To read the in-depth MPR story, "A Reckoning: St. Benadict nuns apologize for Native boarding school," click here:
According to Mike Swan, a spiritual advisor on the White Earth Reservation, nothing remains of the Benedictine school on the White Earth Reservation today. The Circle of Life School now occupies the site.
Swan, who also teaches Ojibwe culture, history and language in the Detroit Lakes schools, said his grandmother and sisters attended a boarding school. He said Orange Day is a remembrance day for all of the children who died in boarding schools and those who are still being searched for.
“I have heard some people say going to a boarding school was a good experience because they learned a trade, like cooking, but the majority say it was a bad experience,” he said. “A lot of times they were shipped hundreds of miles away to a boarding school on another reservation in another state. Students would run away to try and get home. Sometimes they were caught because the people at the school gave farmers nearby money to pick them up.”
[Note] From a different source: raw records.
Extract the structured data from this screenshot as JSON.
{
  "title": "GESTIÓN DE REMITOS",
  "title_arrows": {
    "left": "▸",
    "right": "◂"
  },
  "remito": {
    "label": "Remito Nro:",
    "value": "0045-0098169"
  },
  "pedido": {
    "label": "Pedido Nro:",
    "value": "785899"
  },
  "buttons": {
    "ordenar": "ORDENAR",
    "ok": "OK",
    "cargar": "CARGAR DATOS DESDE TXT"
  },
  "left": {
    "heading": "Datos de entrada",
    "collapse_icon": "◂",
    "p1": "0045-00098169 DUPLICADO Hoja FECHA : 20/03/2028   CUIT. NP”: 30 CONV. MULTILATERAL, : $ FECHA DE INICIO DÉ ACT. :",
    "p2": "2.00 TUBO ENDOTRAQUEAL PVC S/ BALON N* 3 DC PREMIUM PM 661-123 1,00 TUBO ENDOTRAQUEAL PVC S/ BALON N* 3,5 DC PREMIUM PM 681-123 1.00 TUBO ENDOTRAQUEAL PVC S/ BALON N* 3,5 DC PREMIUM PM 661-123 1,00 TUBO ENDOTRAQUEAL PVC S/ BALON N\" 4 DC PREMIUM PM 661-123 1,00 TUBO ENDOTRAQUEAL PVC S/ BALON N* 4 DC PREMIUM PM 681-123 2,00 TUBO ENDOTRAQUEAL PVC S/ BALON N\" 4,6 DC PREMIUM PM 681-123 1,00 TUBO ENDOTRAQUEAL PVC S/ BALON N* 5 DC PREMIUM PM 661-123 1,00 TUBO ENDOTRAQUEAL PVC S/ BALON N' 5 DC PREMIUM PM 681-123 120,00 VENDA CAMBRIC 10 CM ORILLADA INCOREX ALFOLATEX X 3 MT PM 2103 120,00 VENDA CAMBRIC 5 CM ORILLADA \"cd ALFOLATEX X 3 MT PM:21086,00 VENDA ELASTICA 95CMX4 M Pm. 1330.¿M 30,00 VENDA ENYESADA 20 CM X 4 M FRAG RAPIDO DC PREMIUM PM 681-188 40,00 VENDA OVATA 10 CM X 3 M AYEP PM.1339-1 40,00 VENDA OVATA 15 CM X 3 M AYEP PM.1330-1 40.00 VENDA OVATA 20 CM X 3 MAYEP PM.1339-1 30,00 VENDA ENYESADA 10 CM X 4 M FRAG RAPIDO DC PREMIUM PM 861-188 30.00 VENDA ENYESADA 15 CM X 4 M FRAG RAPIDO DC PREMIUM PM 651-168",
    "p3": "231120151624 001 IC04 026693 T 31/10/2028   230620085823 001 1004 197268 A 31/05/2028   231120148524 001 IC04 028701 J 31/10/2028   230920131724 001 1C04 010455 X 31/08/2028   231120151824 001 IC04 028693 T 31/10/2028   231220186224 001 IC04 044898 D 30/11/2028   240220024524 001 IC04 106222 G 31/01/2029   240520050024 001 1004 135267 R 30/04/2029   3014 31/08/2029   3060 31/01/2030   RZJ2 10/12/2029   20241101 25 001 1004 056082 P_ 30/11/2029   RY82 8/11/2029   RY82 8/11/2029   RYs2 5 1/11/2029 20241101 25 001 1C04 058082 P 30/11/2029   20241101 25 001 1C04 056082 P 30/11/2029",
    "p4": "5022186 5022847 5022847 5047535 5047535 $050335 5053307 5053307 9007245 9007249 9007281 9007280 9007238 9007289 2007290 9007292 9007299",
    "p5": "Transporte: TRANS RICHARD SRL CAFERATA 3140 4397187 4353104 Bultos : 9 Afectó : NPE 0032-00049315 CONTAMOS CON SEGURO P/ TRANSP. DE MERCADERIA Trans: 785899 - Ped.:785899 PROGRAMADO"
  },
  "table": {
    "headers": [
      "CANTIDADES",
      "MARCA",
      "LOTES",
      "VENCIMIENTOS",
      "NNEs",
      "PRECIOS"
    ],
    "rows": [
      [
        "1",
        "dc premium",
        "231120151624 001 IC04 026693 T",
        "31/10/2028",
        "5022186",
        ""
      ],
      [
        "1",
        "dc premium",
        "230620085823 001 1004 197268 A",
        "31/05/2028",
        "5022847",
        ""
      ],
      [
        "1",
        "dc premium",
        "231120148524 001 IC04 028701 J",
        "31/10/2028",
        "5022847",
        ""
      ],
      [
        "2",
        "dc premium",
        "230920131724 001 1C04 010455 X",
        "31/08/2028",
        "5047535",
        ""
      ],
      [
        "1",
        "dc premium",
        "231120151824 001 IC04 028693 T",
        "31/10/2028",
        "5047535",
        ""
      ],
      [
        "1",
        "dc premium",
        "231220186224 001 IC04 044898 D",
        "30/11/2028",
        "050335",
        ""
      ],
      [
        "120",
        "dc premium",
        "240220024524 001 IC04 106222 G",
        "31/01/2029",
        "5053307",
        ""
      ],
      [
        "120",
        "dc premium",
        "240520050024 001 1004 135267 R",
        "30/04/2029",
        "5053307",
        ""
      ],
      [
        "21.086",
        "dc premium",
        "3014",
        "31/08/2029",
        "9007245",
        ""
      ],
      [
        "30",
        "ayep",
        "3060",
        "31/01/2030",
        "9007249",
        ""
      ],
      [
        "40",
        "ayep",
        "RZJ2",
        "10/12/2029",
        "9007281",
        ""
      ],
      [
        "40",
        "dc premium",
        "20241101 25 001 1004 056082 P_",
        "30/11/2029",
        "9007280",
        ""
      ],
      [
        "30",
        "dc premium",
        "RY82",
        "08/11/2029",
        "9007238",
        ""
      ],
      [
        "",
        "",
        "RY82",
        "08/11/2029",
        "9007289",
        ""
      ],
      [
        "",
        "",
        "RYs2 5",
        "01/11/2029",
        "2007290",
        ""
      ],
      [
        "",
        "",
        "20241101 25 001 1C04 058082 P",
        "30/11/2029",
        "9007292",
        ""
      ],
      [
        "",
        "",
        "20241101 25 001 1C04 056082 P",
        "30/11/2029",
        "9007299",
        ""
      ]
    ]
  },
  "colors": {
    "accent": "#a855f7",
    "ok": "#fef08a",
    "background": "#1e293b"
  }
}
Swan said children were often taken from their home and placed in a boarding school without the family’s permission.
Recent studies have shown that trauma can be identified in the DNA many generations later.
“This trauma was happening to whole communities,” Buckholtz said. “You pull every kid out of the community, and it’s not just the kids getting sent to the boarding schools that have trauma, but the parents and grandparents who were left at home. I don’t know if anybody will ever be able to quantify the impact that boarding schools had on the Native nations. It’s huge.”
Connecting with their culture
Nevis School currently has 40 American Indian students. Buckholtz said some of these students know very little about their American Indian heritage.
“A lot of the kids I’m working with haven’t been on reservations and experienced that part of who they are,” he said. “First, we identify that they are native and what that means. We talk about different ceremonies, what it means to go to certain powwows, their connection with their tribe whether they’re enrolled or a descendent. They may have lived in Nevis their whole life, but part of them has come from there. After that, it’s up to them if they want to learn more. If they’re a descendant from White Earth, I can connect them with someone who can help them identify with that tribe. Each tribe is just a little bit different. Even their Ojibwe speaking is a little bit different.”
This year, Nevis students are able to take a class for credit in the Ojibwe language for the first time online through the Mille Lacs band partnership with the Rosetta Stone.
Healing the trauma
Swan said he tells students that it’s important to learn about what happened with boarding schools in the past.
“It’s not in the history books,” he said. “This is part of our history. It really did happen. The idea was to eliminate our native culture and history to ‘save’ the person. They almost succeeded because a lot of people lost their language and their identity.”
He said American Indian youth today are still impacted by what happened to their elders who were taken to boarding schools. “Many of the youth weren’t taught the language and customs,” he said. “They’re looking for their identity. Alcoholism, everything is tied into that.”
Swan said the first step in healing is through acknowledging what happened
“Let us teach our history,” he said. “Our history started before 1492.”
Buckholtz said Orange Day is a reminder to support those survivors of boarding schools and stand against all forms of racism and bullying today.
“I think it is bringing more awareness of what boarding schools were about,” he said. “It’s standing up for the survivors and the ones who didn’t go home. Just sharing the knowledge that this happened. A lot of people think it was our ancestors who were sent. For some of us it was our parents.”
The Minnesota Historical Society has more photos and information about the boarding school in White Earth, including an article “Agents of Cultural Change at White Earth” by Carol J. Berg.